District IV


July 23, 2013 


Hon. Richard G. Niess

Circuit Court Judge, Br 9

215 South Hamilton, Rm 5103

Madison, WI  53703


Carlo Esqueda

Clerk of Circuit Court

Room 1000

215 South Hamilton

Madison, WI  53703

Jody J. Schmelzer

Assistant Attorney General

P.O. Box 7857

Madison, WI  53707-7857


Gregory M. Weber

Assistant Attorney General

P.O. Box 7857

Madison, WI  53707-7857


Jevon Jackson 299078

Columbia Corr. Inst.

P.O. Box 900

Portage, WI  53901-0900


You are hereby notified that the Court has entered the following opinion and order: 









Jevon Jackson v. Gary Hamblin (L.C. # 2012CV696)




Before Lundsten, P.J., Sherman and Kloppenburg, JJ.  

Jevon Jackson appeals an order denying his motion for reconsideration in which Jackson sought permission to amend his complaint.  Upon our review of the parties’ briefs and the record, we conclude at conference that this case is appropriate for summary disposition.  See Wis. Stat. Rule 809.21 (2011-12).  We summarily affirm. 

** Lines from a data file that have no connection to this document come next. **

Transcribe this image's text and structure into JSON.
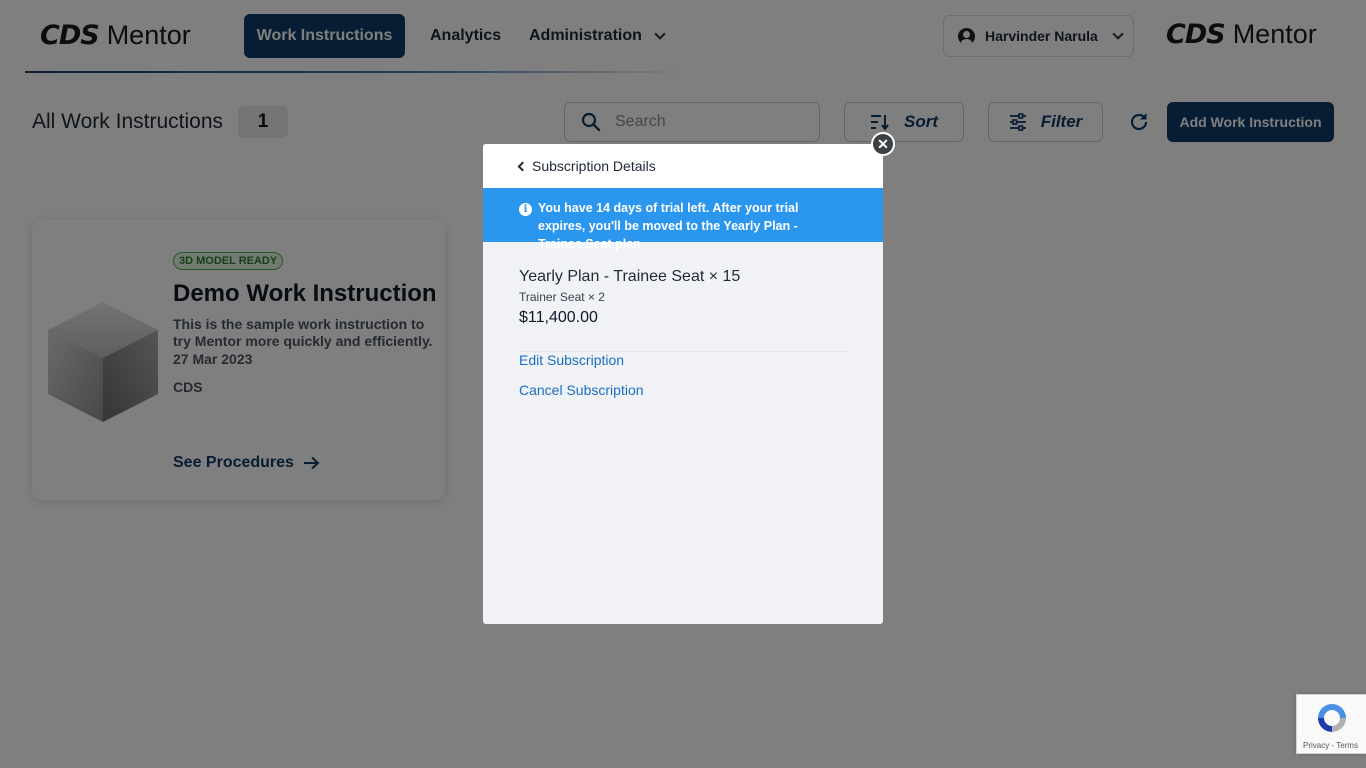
{
  "brand": {
    "logo_mark": "CDS",
    "logo_name": "Mentor"
  },
  "nav": {
    "work_instructions": "Work Instructions",
    "analytics": "Analytics",
    "administration": "Administration"
  },
  "user": {
    "name": "Harvinder Narula"
  },
  "toolbar": {
    "title": "All Work Instructions",
    "count": "1",
    "search_placeholder": "Search",
    "sort_label": "Sort",
    "filter_label": "Filter",
    "add_label": "Add Work Instruction"
  },
  "card": {
    "badge": "3D MODEL READY",
    "title": "Demo Work Instruction",
    "description": "This is the sample work instruction to try Mentor more quickly and efficiently.",
    "date": "27 Mar 2023",
    "owner": "CDS",
    "action": "See Procedures"
  },
  "modal": {
    "header": "Subscription Details",
    "banner": "You have 14 days of trial left. After your trial expires, you'll be moved to the Yearly Plan - Trainee Seat plan",
    "plan_name": "Yearly Plan - Trainee Seat × 15",
    "plan_sub": "Trainer Seat × 2",
    "price": "$11,400.00",
    "edit_link": "Edit Subscription",
    "cancel_link": "Cancel Subscription",
    "close_icon": "close-icon"
  },
  "recaptcha": {
    "text": "Privacy - Terms"
  },
  "colors": {
    "primary": "#0d3b66",
    "banner": "#2b96ed",
    "link": "#1a6fc4",
    "badge_green": "#2f7d32"
  }
}
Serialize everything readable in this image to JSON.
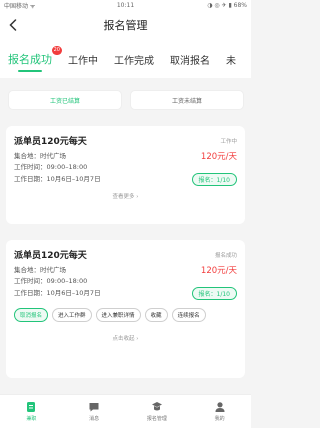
{
  "status_bar": {
    "carrier": "中国移动 ᯤ",
    "time": "10:11",
    "battery": "◑ ◎ ✈ ▮ 68%"
  },
  "header": {
    "title": "报名管理"
  },
  "tabs": [
    {
      "label": "报名成功",
      "badge": "20",
      "active": true
    },
    {
      "label": "工作中"
    },
    {
      "label": "工作完成"
    },
    {
      "label": "取消报名"
    },
    {
      "label": "未"
    }
  ],
  "filters": {
    "settled": "工资已结算",
    "unsettled": "工资未结算"
  },
  "cards": [
    {
      "title": "派单员120元每天",
      "status": "工作中",
      "location": "集合地：时代广场",
      "price": "120元/天",
      "work_time": "工作时间：09:00–18:00",
      "work_date": "工作日期：10月6日–10月7日",
      "report": "报名：1/10",
      "more": "查看更多 ›"
    },
    {
      "title": "派单员120元每天",
      "status": "报名成功",
      "location": "集合地：时代广场",
      "price": "120元/天",
      "work_time": "工作时间：09:00–18:00",
      "work_date": "工作日期：10月6日–10月7日",
      "report": "报名：1/10",
      "actions": [
        "取消报名",
        "进入工作群",
        "进入兼职详情",
        "收藏",
        "连续报名"
      ],
      "more": "点击收起 ›"
    }
  ],
  "tabbar": [
    {
      "label": "兼职",
      "icon": "job-icon",
      "active": true
    },
    {
      "label": "消息",
      "icon": "message-icon"
    },
    {
      "label": "报名管理",
      "icon": "signup-management-icon"
    },
    {
      "label": "我的",
      "icon": "profile-icon"
    }
  ],
  "colors": {
    "accent": "#22c47a",
    "price": "#f23d3d",
    "background": "#f4f4f4"
  }
}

Jackson’s complaint sought a declaratory judgment and an injunction challenging Wis. Admin. Code § DOC 309.466 regarding prisoner release accounts.  The complaint alleged that the rule constituted an improper regulatory taking and violated the common law rule against creation of an “impossible trust.”  The circuit court concluded that the complaint failed to state a claim on which relief could be granted.[1]  Jackson then filed a motion for reconsideration and a supplement to the motion requesting leave to amend the complaint to add a claim that the department exceeded its authority when it enacted § DOC 309.466.  The circuit court denied the motion, and Jackson appeals.

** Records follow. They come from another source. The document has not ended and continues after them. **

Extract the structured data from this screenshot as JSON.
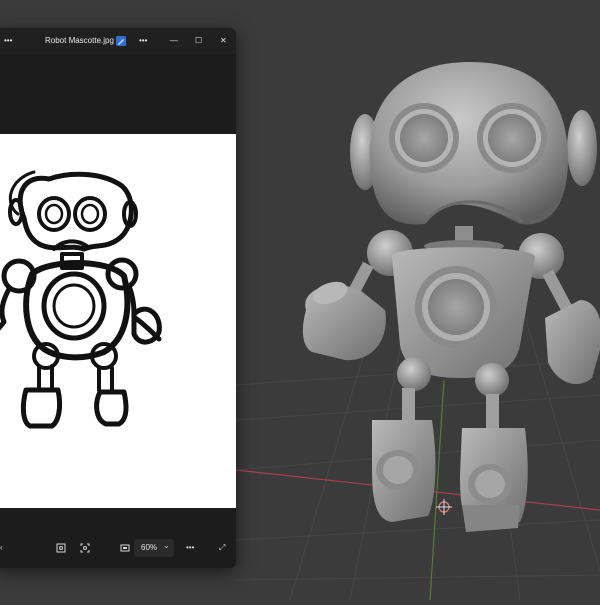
{
  "window": {
    "title": "Robot Mascotte.jpg",
    "more_icon": "more-icon",
    "minimize_icon": "minimize-icon",
    "maximize_icon": "maximize-icon",
    "close_icon": "close-icon",
    "edit_icon": "edit-icon",
    "overflow_glyph": "•••",
    "minimize_glyph": "—",
    "maximize_glyph": "☐",
    "close_glyph": "✕"
  },
  "bottom_bar": {
    "zoom": "60%",
    "icons": [
      "fit-icon",
      "crop-icon",
      "fullscreen-icon",
      "expand-icon"
    ],
    "chevron_glyph": "⌄",
    "more_glyph": "•••",
    "expand_glyph": "⤢"
  },
  "colors": {
    "viewport_bg": "#3b3b3b",
    "window_bg": "#1f1f1f",
    "canvas_bg": "#ffffff",
    "grid_red_axis": "#a8414b",
    "grid_green_axis": "#5c7a2e",
    "model_gray": "#9a9a9a"
  }
}
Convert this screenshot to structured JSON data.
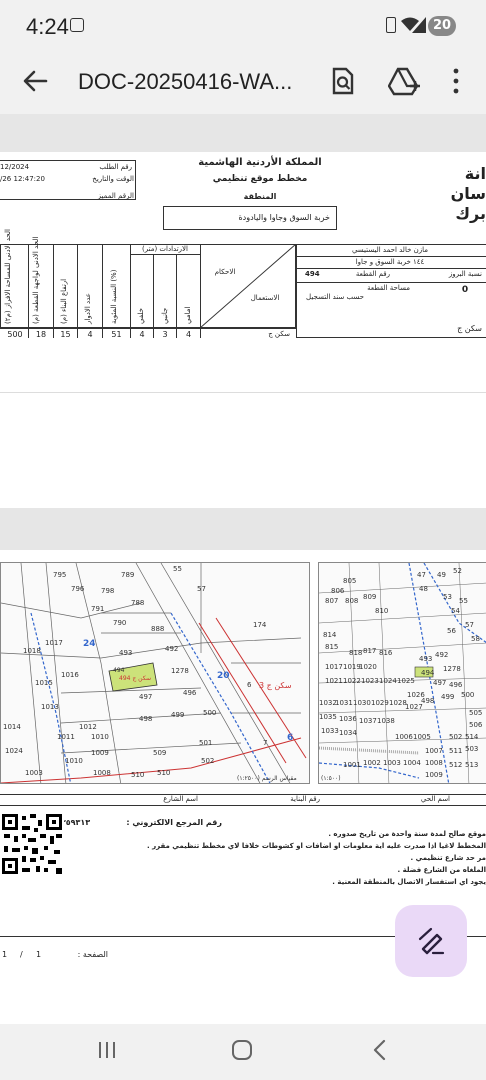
{
  "status_bar": {
    "time": "4:24",
    "notification_count": "20"
  },
  "app_bar": {
    "title": "DOC-20250416-WA..."
  },
  "document": {
    "header": {
      "kingdom": "المملكة الأردنية الهاشمية",
      "doc_type": "مخطط موقع تنظيمي",
      "region_label": "المنطقة",
      "region_value": "خربة السوق وجاوا واليادودة",
      "request_no_label": "رقم الطلب",
      "request_no_value": "12/2024",
      "datetime_label": "الوقت والتاريخ",
      "datetime_value": "/26 12:47:20",
      "serial_label": "الرقم المميز",
      "left_logo_lines": [
        "انة",
        "سان",
        "برك"
      ]
    },
    "owner": {
      "name": "مازن خالد احمد اليستيسي",
      "village": "١٤٤ خربة السوق و جاوا",
      "plot_label": "رقم القطعة",
      "plot_value": "494",
      "basin_label": "مساحة القطعة",
      "basin_value": "0",
      "reg_label": "حسب سند التسجيل",
      "build_label": "نسبة البروز",
      "use_label": "الاستعمال",
      "use_value": "سكن ج",
      "rules_label": "الاحكام"
    },
    "setbacks": {
      "title": "الارتدادات (متر)",
      "columns": [
        "امامي",
        "جانبي",
        "خلفي",
        "النسبة المئوية (%)",
        "عدد الادوار",
        "ارتفاع البناء (م)",
        "الحد الادنى لواجهة القطعة (م)",
        "الحد الادنى للمساحة الافراز (م٢)"
      ],
      "values": [
        "4",
        "3",
        "4",
        "51",
        "4",
        "15",
        "18",
        "500"
      ]
    },
    "maps": {
      "scale_label": "مقياس الرسم (١:٢٥٠٠)",
      "scale_label_right": "(١:٥٠٠)",
      "street_fields": [
        "اسم الحي",
        "رقم البناية",
        "اسم الشارع",
        "اسم الشارع"
      ],
      "zone_label": "سكن ج 3",
      "plot_label": "سكن ج 494",
      "lots_left": [
        "795",
        "796",
        "789",
        "55",
        "798",
        "791",
        "788",
        "57",
        "790",
        "888",
        "1018",
        "1017",
        "493",
        "492",
        "174",
        "1278",
        "1015",
        "1016",
        "497",
        "496",
        "1014",
        "1013",
        "1012",
        "498",
        "499",
        "500",
        "1011",
        "1010",
        "509",
        "1009",
        "502",
        "501",
        "510",
        "510",
        "1003",
        "1008",
        "1024",
        "1010",
        "24",
        "20",
        "6",
        "7",
        "6",
        "494"
      ],
      "lots_right": [
        "805",
        "806",
        "807",
        "808",
        "809",
        "810",
        "47",
        "49",
        "52",
        "48",
        "53",
        "55",
        "54",
        "57",
        "56",
        "58",
        "814",
        "815",
        "818",
        "817",
        "816",
        "493",
        "492",
        "1278",
        "1017",
        "1019",
        "1020",
        "494",
        "497",
        "496",
        "1021",
        "1022",
        "1023",
        "1024",
        "1025",
        "500",
        "499",
        "498",
        "1032",
        "1031",
        "1030",
        "1029",
        "1028",
        "1027",
        "1026",
        "505",
        "506",
        "1035",
        "1036",
        "1037",
        "1038",
        "1033",
        "1034",
        "1006",
        "1005",
        "502",
        "503",
        "511",
        "512",
        "513",
        "514",
        "1007",
        "1008",
        "1009",
        "1004",
        "1003",
        "1002",
        "1001"
      ]
    },
    "footer": {
      "ref_label": "رقم المرجع الالكتروني :",
      "ref_value": "٠٠٠٤٢٠٢٤١٢٣٥٩٣١٣",
      "notes": [
        "موقع صالح لمدة سنة واحدة من تاريخ صدوره .",
        "المخطط لاغيا اذا صدرت عليه اية معلومات او اضافات او كشوطات خلافا لاي مخطط تنظيمي مقرر .",
        "مر حد شارع تنظيمي .",
        "الملغاه من الشارع فضلة .",
        "يجود اي استفسار الاتصال بالمنطقة المعنية ."
      ],
      "page_label": "الصفحة :",
      "page_value": "1",
      "page_sep": "/",
      "page_total": "1"
    }
  }
}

Whether to grant a party leave to amend a pleading is a discretionary determination left to the circuit court and is reviewed only for an erroneous exercise of discretion.  Hess v. Fernandez, 2005 WI 19, ¶12, 278 Wis. 2d 283, 692 N.W.2d 655.  When leave to amend is sought after a case has been dismissed, there is no presumption in favor of allowing amendments.  Mach v. Allison, 2003 WI App 11, ¶27, 259 Wis. 2d 686, 656 N.W.2d 766 (WI App 2002).  Rather, the party seeking leave to amend must present a sufficient reason to overcome the value of the finality of the judgment.  Id. 

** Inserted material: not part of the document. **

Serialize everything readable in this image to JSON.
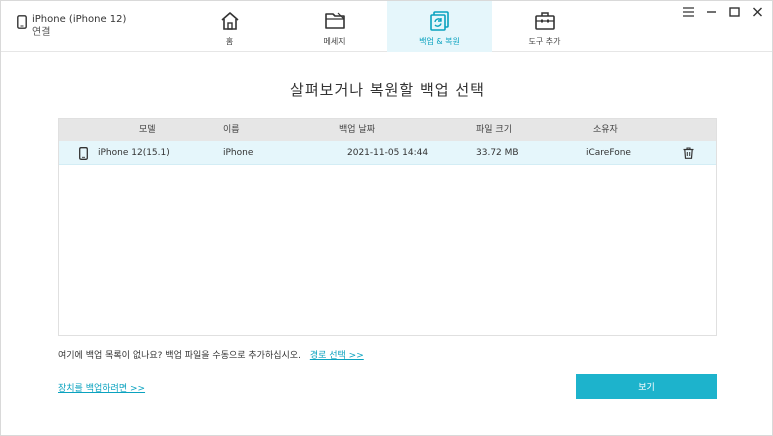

The circuit court properly exercised its discretion when it denied Jackson’s motion to amend the complaint because the motion was untimely.  The motion sought to present a completely new legal theory after the action had already been dismissed.  Jackson argues that he attempted, in his brief opposing the motion to dismiss, to amend his complaint prior to dismissal.  In the brief, Jackson said:

In the alternative, if the Court finds that both claims should be dismissed for failure to state a claim, plaintiff requests that he be allowed to submit an Amended Complaint (under Wis. Stats. § 802.09) to correct any deficiencies as to his Regulatory Taking claim. 

This fleeting reference to amending the complaint cannot be construed as a motion for leave to amend the complaint for two reasons.  First, it was contained in a brief and a brief is not a motion.  Second, the brief only requested permission to correct deficiencies in the regulatory taking claim, not permission to raise an entirely new theory.

IT IS ORDERED that the order is summarily affirmed under Wis. Stat. Rule 809.21 (2011-12).


Diane M. Fremgen

Clerk of Court of Appeals

[1]  By previous order, this court concluded that the notice of appeal was not timely filed to challenge the order dismissing the complaint.  Our jurisdiction is limited to review of the order denying reconsideration in which Jackson sought permission to amend the complaint.